Noosa Council has completed a multi-year project to develop a whole of shire Climate Change Response Plan (CCRP). The plan responds to Council’s climate emergency declaration and helps Noosa Shire adapt to and prepare for the potential effects of climate change over time.
As part of Council's overall response to climate change, Council has developed a Coastal Hazards Adaptation Plan (CHAP) that addresses sea level rise-driven risks in the coastal zone as a result of coastal erosion and shoreline recession, storm tide inundation and permanent inundation. Development of the CHAP has been funded through a $490,000 grant under the Queensland Department of Environment & Heritage Protection’s QCoast2100 initiative, which is administered by the Local Government Association of Queensland (LGAQ).
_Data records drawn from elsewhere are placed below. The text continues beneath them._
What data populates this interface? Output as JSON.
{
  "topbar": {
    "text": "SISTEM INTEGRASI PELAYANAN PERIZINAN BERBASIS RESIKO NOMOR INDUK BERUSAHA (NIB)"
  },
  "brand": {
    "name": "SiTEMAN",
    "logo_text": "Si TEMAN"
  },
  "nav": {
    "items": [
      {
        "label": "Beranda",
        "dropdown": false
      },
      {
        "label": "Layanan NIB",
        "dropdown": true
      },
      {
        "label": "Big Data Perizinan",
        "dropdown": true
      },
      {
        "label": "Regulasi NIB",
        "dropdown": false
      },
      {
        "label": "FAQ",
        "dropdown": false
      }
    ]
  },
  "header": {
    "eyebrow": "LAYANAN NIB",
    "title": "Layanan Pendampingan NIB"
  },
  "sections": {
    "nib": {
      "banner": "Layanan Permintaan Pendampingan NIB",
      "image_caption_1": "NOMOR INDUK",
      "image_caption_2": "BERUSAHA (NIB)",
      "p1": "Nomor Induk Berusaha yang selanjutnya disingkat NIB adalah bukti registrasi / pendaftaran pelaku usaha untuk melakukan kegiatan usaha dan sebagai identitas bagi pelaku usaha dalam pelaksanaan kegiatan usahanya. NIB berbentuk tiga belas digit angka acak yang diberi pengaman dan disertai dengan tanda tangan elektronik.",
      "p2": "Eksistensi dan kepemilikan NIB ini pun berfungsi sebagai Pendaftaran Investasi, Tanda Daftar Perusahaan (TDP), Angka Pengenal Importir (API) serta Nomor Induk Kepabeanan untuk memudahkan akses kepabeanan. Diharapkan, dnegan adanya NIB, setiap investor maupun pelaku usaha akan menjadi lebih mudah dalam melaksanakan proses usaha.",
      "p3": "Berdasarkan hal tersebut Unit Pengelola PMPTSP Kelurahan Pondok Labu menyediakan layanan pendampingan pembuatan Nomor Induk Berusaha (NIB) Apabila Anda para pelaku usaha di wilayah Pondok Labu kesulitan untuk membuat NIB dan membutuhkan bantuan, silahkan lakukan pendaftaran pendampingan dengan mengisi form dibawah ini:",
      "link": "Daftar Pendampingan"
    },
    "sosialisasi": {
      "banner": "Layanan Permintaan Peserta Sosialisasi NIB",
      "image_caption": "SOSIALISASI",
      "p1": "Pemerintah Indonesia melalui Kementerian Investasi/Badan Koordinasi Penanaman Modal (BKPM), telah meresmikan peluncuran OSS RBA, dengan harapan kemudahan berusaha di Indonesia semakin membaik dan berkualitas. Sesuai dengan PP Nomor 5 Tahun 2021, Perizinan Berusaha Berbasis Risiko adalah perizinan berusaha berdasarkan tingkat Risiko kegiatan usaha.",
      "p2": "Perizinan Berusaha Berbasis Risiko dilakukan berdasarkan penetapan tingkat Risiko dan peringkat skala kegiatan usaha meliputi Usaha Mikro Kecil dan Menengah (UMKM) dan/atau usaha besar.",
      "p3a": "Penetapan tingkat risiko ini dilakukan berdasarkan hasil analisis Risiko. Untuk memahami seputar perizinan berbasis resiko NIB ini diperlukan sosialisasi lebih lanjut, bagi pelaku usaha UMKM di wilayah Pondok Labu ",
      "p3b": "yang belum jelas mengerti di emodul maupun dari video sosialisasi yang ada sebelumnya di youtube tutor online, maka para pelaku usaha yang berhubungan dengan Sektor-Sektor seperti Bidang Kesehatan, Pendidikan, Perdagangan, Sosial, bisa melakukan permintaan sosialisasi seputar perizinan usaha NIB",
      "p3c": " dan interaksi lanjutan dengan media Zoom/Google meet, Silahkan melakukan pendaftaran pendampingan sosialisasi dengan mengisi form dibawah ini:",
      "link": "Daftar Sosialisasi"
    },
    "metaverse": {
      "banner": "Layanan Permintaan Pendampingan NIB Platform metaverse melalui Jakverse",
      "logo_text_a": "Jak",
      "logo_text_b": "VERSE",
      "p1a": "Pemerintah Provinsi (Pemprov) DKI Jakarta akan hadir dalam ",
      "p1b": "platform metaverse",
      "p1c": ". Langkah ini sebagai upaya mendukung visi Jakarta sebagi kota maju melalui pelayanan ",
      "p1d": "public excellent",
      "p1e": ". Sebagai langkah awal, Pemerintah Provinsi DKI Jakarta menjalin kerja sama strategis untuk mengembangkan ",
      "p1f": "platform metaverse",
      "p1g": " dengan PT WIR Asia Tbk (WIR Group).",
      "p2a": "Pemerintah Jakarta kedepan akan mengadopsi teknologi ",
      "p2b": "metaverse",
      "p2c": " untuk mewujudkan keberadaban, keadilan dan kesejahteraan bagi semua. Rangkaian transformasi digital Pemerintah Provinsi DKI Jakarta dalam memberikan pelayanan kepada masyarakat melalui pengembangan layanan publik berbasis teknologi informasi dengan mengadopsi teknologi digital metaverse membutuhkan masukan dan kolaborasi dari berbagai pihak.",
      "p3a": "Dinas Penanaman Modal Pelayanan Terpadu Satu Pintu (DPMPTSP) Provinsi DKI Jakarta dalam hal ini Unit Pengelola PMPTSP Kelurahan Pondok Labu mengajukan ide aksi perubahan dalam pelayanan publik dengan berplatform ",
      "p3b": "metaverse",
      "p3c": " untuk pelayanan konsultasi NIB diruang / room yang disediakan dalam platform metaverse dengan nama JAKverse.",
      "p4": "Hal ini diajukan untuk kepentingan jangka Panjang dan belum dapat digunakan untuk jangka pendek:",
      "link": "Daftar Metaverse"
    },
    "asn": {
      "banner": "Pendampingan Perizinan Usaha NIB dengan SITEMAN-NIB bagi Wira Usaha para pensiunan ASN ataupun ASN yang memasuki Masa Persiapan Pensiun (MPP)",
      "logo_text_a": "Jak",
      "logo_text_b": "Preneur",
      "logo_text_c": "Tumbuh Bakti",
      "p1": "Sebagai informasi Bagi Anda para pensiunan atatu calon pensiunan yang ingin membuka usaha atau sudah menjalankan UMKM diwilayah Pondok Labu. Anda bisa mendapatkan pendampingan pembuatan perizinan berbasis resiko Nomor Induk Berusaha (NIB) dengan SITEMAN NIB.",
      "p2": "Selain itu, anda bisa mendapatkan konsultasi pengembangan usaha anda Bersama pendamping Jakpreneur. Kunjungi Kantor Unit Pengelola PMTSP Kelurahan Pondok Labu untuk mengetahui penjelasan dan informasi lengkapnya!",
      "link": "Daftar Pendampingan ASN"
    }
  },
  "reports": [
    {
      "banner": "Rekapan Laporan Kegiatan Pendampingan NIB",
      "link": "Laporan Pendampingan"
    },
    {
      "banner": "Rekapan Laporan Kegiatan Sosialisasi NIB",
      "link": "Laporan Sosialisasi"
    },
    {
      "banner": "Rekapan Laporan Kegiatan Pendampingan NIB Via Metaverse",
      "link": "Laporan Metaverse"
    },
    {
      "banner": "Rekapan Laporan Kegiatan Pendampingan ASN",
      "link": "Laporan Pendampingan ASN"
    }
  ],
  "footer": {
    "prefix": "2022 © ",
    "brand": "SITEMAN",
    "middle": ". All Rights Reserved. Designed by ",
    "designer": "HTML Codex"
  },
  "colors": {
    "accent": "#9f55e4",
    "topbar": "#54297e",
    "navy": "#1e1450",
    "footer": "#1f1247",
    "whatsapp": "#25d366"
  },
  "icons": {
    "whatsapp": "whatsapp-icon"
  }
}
Additional information, including technical documents and FAQs, can be found on the CHAP project page.
Climate-influenced coastal hazard map layers developed as part of this project are publicly available through Council's Intramaps platform. Those wishing to view these maps are encouraged to read the supporting information available on the project page, in particular the Phase 3 Coastal Hazards Mapping Refinement Report (available for download via the document library on the project page), which describes the inputs and methodologies used to develop these hazard projections.
Above: The eight project phases of the QCoast2100 program
If you would like to find out more information regarding climate change, in-depth and easy-to-understand resources can be found below.
For information, tools and projections for the future climate in Australia, see CSIRO's Climate Change in Australia Website. Queensland Government also has a State-specific dashboard for our future climate here.
For the world's most authoritative and up-to-date climate information, including the science, impacts, and response options, see the IPCC's Sixth Assessment Report (AR6).
For simple climate change resources and an in-depth dive into adaptation within our coastal zones, see the National Climate Change Adaptation Research Facility’s CoastAdapt Website.
If you have questions about climate science, and are looking for short, digestible answers, the frequently asked questions section of NASA’s Climate Change Website is a good place to begin.
If you work for Council or are interested in resources that are sector-specific, see Queensland Climate Resilient Councils' Resources Directory.
For a deep-dive into climate change issues affecting Australia, including simple explainers, reports and communication guides, see the Climate Council's Website. Science-based myth busting can also be explored on the Skeptical Science Website, set up by UQ's Professor John Cook.
To ask questions, express your interest or to simply share your thoughts on climate change, please get in touch with us here.
If you'd like to calculate your carbon footprint and begin your sustainability journey, take the Brisbane Carbon Challenge and calculate your footprint, or use WWF's ecological footprint calculator. Visit ZEN Inc.'s website to learn about reducing home energy use in Noosa and review the resources on Queensland's climate action website to take action at home.
The Queensland Government is also currently running a climate action survey where you can provide feedback on what support you could use to help you, your organisation or community to take climate action.
Council has declared a climate emergency
Coastal Hazards Adaptation Plan
Our response to changing coastal hazards as a result of climate change
Regional Climate Action Roadmap
A regional roadmap to better understand climate risks and opportunities
Reducing our emissions
What council is doing to reduce its own emissions
Climate change affects all of our environment
Free solar advice
Get help and advice on reducing your energy costs
There are many alternatives in Noosa to reducing cars on roads
Zen Inc supports the Noosa community in reducing emissions